“Parents worry about taking their baby away for the first time, but there are lots of benefits for you and her,” notes Sarah Tucker, author of Have Toddler Will Travel, “A trip will encourage your little one to focus on different environments, voices and colours, which is good for her brain development.”
And you may even find that your munchkin is much more flexible than you give her credit for. Here’s how to make sure your honey’s first holiday is one to remember...
Before you set off…
Passport for your little one. Bring your baby, along with her birth certificate and a passport-sized colour photograph to the service counter at the Immigration & Checkpoints Authority. There’s also a photo booth if you need to get her picture taken. The counter staff will guide you through the application and you will be notified of the collection date.
Don’t set off for a holiday before your kewpie completes her first course of immunisations, which is at the twelfth week. It’s also not the time to get super-adventurous, as exotic locales pose a risk to everyone, especially kids.
According to general practitioner Dr John Mervyn-Thomas, babies are more susceptible to infection during the first year, as their immune systems are still immature. If you require a jab, your baby will need it, too, but discuss it with your GP first, as young babies should avoid getting unnecessary vaccinations.
Before you book a hotel, ask about balconies, swimming pools, blind cords, smoke alarms and carbon-monoxide detectors. If you’re hiring a car, remember to check the local car-seat laws. Ask if the car-hire firms provide baby seats or if you need to bring your own.
If she’s less than 6 months old, your sweetie can sit on your lap when travelling on a plane, as long as she’s secured with an extension seat belt.

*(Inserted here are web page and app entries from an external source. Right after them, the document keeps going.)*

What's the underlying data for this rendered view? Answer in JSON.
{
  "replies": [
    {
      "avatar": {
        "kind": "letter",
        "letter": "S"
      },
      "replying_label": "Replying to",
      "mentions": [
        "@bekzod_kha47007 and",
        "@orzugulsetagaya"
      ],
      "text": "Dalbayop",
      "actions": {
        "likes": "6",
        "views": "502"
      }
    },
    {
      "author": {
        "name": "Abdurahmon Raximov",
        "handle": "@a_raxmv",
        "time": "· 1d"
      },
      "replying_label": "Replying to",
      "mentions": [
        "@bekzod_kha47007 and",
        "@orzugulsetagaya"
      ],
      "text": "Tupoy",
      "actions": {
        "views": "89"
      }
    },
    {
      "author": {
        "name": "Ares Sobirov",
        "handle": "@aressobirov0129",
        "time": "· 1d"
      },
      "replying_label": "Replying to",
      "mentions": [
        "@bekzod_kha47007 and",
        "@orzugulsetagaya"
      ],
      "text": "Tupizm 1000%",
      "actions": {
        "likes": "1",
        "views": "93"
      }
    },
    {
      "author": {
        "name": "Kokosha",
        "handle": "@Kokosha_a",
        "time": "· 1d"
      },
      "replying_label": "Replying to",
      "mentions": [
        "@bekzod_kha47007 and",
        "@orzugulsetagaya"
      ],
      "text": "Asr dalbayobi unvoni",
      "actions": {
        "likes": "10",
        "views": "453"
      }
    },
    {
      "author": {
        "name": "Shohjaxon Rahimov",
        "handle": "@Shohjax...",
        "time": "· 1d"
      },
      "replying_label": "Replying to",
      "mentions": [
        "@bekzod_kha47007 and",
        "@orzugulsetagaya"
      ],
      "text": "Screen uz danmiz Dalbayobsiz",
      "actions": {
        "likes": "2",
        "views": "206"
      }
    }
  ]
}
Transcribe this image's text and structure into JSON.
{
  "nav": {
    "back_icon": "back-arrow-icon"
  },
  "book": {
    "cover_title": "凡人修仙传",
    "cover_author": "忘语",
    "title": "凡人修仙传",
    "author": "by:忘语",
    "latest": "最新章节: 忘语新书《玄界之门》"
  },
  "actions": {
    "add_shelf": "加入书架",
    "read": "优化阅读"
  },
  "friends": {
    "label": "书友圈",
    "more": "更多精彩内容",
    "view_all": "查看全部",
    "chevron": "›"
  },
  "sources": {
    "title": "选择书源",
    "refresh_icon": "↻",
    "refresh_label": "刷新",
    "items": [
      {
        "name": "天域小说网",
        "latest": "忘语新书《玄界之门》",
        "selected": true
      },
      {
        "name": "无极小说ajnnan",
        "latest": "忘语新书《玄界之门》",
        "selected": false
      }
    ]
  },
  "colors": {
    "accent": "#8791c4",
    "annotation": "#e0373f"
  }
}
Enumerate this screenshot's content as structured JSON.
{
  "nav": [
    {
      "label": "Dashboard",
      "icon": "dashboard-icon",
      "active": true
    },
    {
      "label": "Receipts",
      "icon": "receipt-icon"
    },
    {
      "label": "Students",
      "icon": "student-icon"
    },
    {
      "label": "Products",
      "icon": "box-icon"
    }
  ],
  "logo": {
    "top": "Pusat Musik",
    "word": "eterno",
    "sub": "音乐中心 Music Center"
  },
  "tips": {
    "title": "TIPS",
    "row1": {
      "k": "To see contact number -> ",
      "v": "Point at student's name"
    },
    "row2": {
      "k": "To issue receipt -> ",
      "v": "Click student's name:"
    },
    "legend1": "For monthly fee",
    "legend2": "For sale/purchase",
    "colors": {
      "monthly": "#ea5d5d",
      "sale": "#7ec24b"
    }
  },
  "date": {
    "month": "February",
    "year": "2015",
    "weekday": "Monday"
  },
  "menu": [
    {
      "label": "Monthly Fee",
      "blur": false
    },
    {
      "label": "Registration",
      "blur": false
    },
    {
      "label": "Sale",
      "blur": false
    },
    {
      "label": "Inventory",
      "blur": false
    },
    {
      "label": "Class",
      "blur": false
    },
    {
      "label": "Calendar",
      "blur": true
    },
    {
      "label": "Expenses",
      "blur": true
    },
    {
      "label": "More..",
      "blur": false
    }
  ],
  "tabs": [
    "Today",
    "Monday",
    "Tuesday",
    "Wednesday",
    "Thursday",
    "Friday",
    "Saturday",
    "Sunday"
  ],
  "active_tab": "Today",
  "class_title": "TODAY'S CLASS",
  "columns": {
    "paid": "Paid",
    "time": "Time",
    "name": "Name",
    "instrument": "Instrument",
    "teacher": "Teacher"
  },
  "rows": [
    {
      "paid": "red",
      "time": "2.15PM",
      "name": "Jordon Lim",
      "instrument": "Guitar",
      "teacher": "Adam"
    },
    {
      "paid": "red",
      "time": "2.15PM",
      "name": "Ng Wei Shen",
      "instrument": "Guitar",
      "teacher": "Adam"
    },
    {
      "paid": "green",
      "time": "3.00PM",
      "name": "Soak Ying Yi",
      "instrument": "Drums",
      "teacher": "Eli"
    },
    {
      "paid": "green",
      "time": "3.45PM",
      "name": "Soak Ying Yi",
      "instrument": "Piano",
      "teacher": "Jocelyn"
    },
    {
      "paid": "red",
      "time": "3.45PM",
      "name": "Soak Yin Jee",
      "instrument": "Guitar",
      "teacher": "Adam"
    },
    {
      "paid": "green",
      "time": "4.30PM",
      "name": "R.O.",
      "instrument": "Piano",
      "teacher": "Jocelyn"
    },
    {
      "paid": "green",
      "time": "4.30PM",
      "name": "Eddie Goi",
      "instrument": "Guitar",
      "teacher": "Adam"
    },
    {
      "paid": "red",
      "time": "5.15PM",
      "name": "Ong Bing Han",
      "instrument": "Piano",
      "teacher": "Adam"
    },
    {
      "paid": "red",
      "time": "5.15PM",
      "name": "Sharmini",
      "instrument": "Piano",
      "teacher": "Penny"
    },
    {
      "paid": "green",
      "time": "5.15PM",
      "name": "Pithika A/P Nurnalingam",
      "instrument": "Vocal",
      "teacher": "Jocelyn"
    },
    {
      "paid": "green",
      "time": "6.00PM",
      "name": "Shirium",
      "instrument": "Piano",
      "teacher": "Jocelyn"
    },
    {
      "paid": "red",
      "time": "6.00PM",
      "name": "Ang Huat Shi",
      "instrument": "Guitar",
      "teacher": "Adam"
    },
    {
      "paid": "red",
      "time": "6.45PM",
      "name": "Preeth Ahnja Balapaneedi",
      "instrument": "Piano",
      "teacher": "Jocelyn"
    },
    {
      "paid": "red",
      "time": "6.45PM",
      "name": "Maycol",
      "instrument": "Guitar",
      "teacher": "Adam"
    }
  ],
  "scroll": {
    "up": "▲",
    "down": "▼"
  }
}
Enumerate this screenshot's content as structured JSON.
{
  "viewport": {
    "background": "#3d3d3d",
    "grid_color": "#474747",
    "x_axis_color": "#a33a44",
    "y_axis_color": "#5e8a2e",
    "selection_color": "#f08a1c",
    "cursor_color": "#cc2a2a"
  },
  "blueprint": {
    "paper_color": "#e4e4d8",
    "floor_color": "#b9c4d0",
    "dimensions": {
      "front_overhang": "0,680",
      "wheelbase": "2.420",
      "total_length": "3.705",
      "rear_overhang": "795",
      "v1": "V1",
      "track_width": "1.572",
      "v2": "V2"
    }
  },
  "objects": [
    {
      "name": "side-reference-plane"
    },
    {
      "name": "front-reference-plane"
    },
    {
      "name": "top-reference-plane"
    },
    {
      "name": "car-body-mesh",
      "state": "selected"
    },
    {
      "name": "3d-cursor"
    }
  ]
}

However, you can also purchase a full-priced ticket for your baby and she can sit in a car seat next to you — a good idea for longer flights. Once your child hits 2 years, most airlines charge you for a seat. It’s also worth doing research on family-friendly hotels and resorts. Babysitting services and créches make a huge difference to your trip.
On The Journey…
Organise your travel schedule to coincide with baby’s nap times, but if it’s not possible, be prepared — bring a new toy, her favourite books and a variety of snacks. “Prevent ear-popping on flights by nursing your baby, or giving her regular milk or water feeds during take-offs and landings,” Dr Mervyn-Thomas advises. “This will open up the tubes in her ears and equalise the pressure.”
For mid-flight diaper changes, find out if they can set up a diaper-changing station, or if you can use one of the more spacious toilets. Otherwise, bring along a diaper-change kit. If your tyke is a little older, put her in a pull-up diaper, so you can change her as she stands.
When you get there…
While it’s good to stick to a routine, do try to be flexible, too. “Don’t be too hard-pressed to get home from a day trip, so your baby can be in bed at her normal time,” says consultant paediatrician Dr Andrew Cowley. “But do try to repeat certain bedtime rituals from home, like a bath and a story, to help her feel secure.”
However, mealtimes should always remain intact. It’s better to stop and let her have a milk feed and a snack, rather than expect her to wait until you get back to the hotel.
The most important thing — to make sure she knows where mummy and daddy are at all times so that she’ll be reassured when she feels insecure.
Breastfeeding has its advantages on holidays, as you don’t have to worry about sterilising the feeding bottles. But if your tyke is already on solids, remember that fruit — particularly watermelon — can contain unclean water, which can make her ill. Do also avoid unchilled buffets, which is a breeding ground for bugs. And if you’re unsure of how safe the water supply is, stick to bottled water.
Most countries sell leading baby-food brands, you can also check with the tourist board ahead of time. In any case, it’s always a good idea to carry an emergency stash.
Now, it’s time to relax. Take turns with the hubs to catch forty winks, while he tends to the little one. And when your mini-me is napping, grab the chance to unwind. So, put your feet up, let your hair down and enjoy some well-deserved downtime!